Since the approval of the Permanent Apportionment Act of 1929, the number of representatives in the United States House of Representatives has been capped at 435. While the “People’s House” has seen no growth since 1929, the United States population has nearly tripled since that time to 332 million people in 2022. Without additional representatives to accommodate this larger population, Americans have diluted voting power, representatives are more distant from the constituents they supposedly represent, partisanship stonewalls any productive legislation from being passed, an imbalanced Electoral College clouds the will of the people in selecting their president, and a lack of stable congressional districts allows for more opportunities for political parties to gerrymander districts in their favor.

This Note seeks to rectify these issues through a “Cube Root Amendment” to the Constitution. This Amendment would calculate the number of representatives in the House according to the cube root of the United States population. An additional provision adds districting language to force the courts to listen to constitutional claims about gerrymandering.

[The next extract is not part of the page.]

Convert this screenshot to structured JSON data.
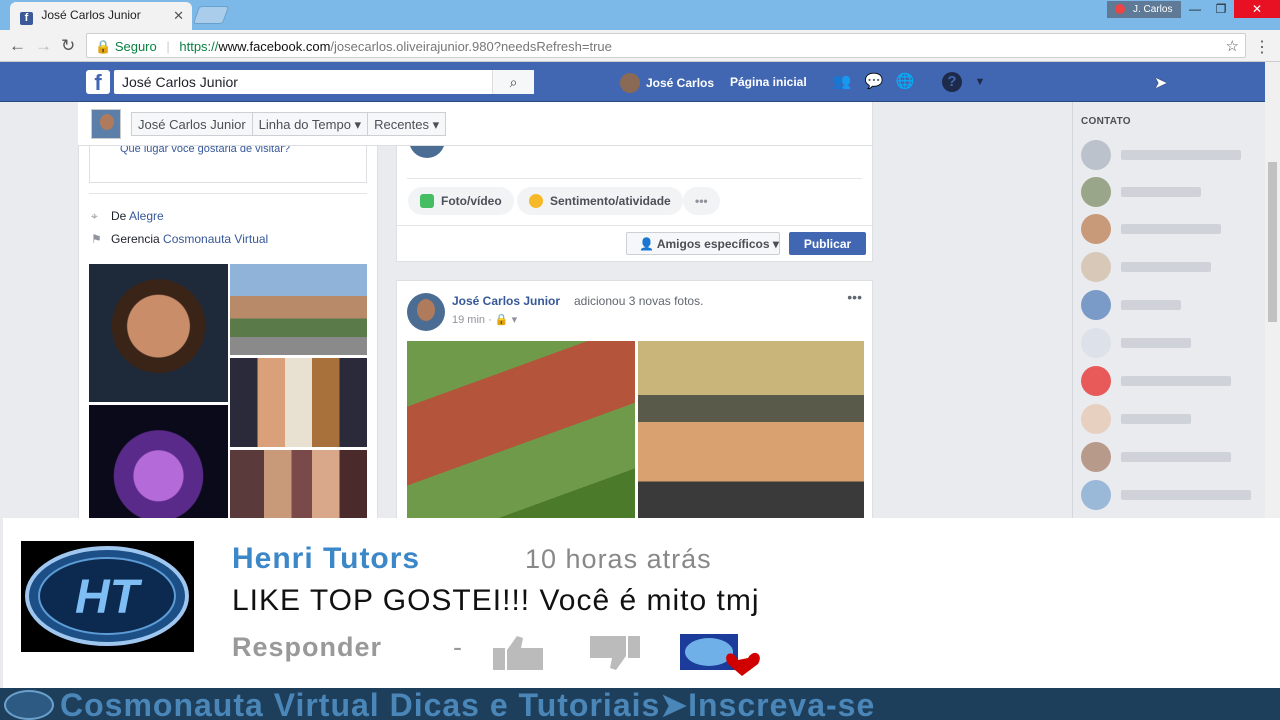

This Note will demonstrate that the Amendment will result in more equitable representation, improve a currently flawed Electoral College scheme, and aid in fighting against gerrymandered districts.